Sunnis Threaten to Pull out of al-Maliki Government, Demand a Unitary Iraq; 65 Killed in Civil War Violence In an interview with Nic Robertson of CNN, Iraq’s Sunni Arab vice president, Tariq…
Sunnis Threaten to Pull out of al-Maliki Government,
Demand a Unitary Iraq;
65 Killed in Civil War Violence
In an interview with Nic Robertson of CNN, Iraq’s Sunni Arab vice president, Tariq al-Hashimi, has laid down an ultimatum. He said that he would pull the Iraqi Accord Front (Sunni fundamentalists) out of the al-Maliki “national unity” government if [Shiite] militias are not disarmed and revisions to the constitution aren’t begun by May 15. He said he was ready to admit that he had “made the mistake of a lifetime” in agreeing to participate in the government if no progress were made by that date on these issues.
The Iraqi Accord Front has 44 seats in parliament, but altogether the Sunni Arabs have 58, and if all of them boycott al-Maliki, he would be in a difficult position. He has already lost the 32 Sadrist MPs, as well as the 15 of the Islamic Virtue Party. The remaining 85 MPs from the United Iraqi Alliance (Shiite fundamentalists) depend on the 58 deputies of the Kurdistan Alliance to form a majority of 143 in the 275-member parliament. A majority requires at least 138. If any further deputies were to desert him, it is hard to see how al-Maliki could win a vote of no confidence. (The Iraqi constitution allows 50 deputies to call a vote of no confidence; but the Iraqi government is so dysfunctional it is not clear anyone would bother to do so.)

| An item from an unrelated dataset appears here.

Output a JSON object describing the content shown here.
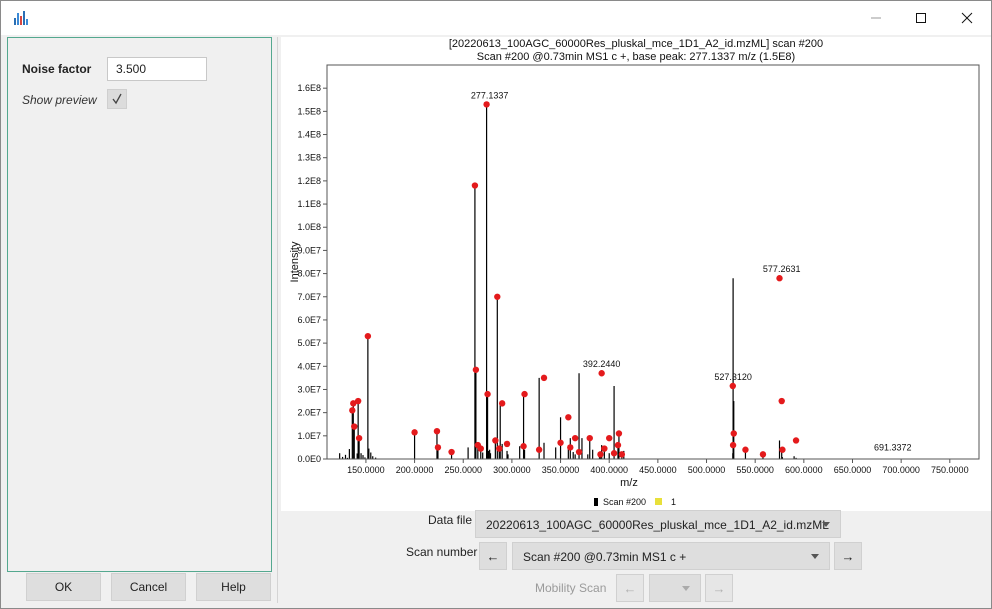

Al-Hashimi is also demanding provisions guaranteeing the national unity of Iraq. That is, he is making a counter-strike against Shiite cleric Abdul Aziz al-Hakim, the leader of the Supreme Council for Islamic Revolution in Iraq. Last October, al-Hakim pushed through parliament procedures for setting up a Shiite super-province in the south, melding several existing provinces together. The model for this move is the way that Dohuk, Irbil and Sulaymaniya provinces were merged into the Kurdistan Regional Government. The Sunni Arabs mostly say that the KRG is water under the bridge and they can accept it, but thus far and no farther. In short, the major Sunni Arab political group willing to cooperate with the al-Maliki government and the US occupation is saying it is deeply afraid that the Biden/Gelb plan for Iraq’s devolution into three ethnic super-provinces with a weak central government may actually be implemented. And it is deadset against it. (See the guest posting below). Sunni Arab Iraqis have demonstrated that when they are deadset against something, they can effectively act as spoilers.
It seems clear that the American public is unlikely to put up with things like political infighting within the Iraqi government very much longer. The sending of National Guardsmen and lots of equipment from Kansas to Iraq has gotten in the way of tornado relief work, just as it impeded relief work at New Orleans after Katrina.
Meanwhile, some 68 Iraqis were killed in political violence on Monday. 30 bodies were found in the streets of Baghdad, mostly in Sunni Arab areas, and Sunni leaders voiced fears that Shiite death squads are being reactivated after having lain low during the first weeks of the new security plan (the “surge.”)
Two suicide bombings at Ramadi killed 25 and wounded dozens. Some are saying this violence is part of a general struggle between the Salafi Jihadis (which the press calls “al-Qaeda”) and local tribal sheikhs in al-Anbar. Despite these bombings on Monday, the internal division has made al-Anbar a more permissive environment for US troops than it was a year ago. See Marc Lynch’s postings on this issue (scroll down) over the past few weeks.
The problems with taking heart from a Sunni tribal alliance against the Salafis (revivalist Sunnis) include
a) that the tribes are notoriously disorganized and
b) that they are perfectly capable of turning on one another and on other Sunni Arabs, and
c) that most Iraqis are now urban and organized by political parties, not tribes; and
d) that these same Sunni tribal leaders also say they are die-hard opposed to the al-Maliki government and that they want to kill Shiites. Nic Robertson let this bombshell drop on CNN’s Sunday edition of This Week at War: “the tribal leaders I talked to who are the guys behind the support right now for defeating al Qaeda, are telling me that they still expect to fight with the Shias and they expect these tribal members to be the vanguard of that part of the force.”
So even if the tribes defeat “al-Qaeda” in al-Anbar, it would just be so they could kill Shiites rather than allowing the Salafi Jihadis to do it. It wouldn’t end the civil war.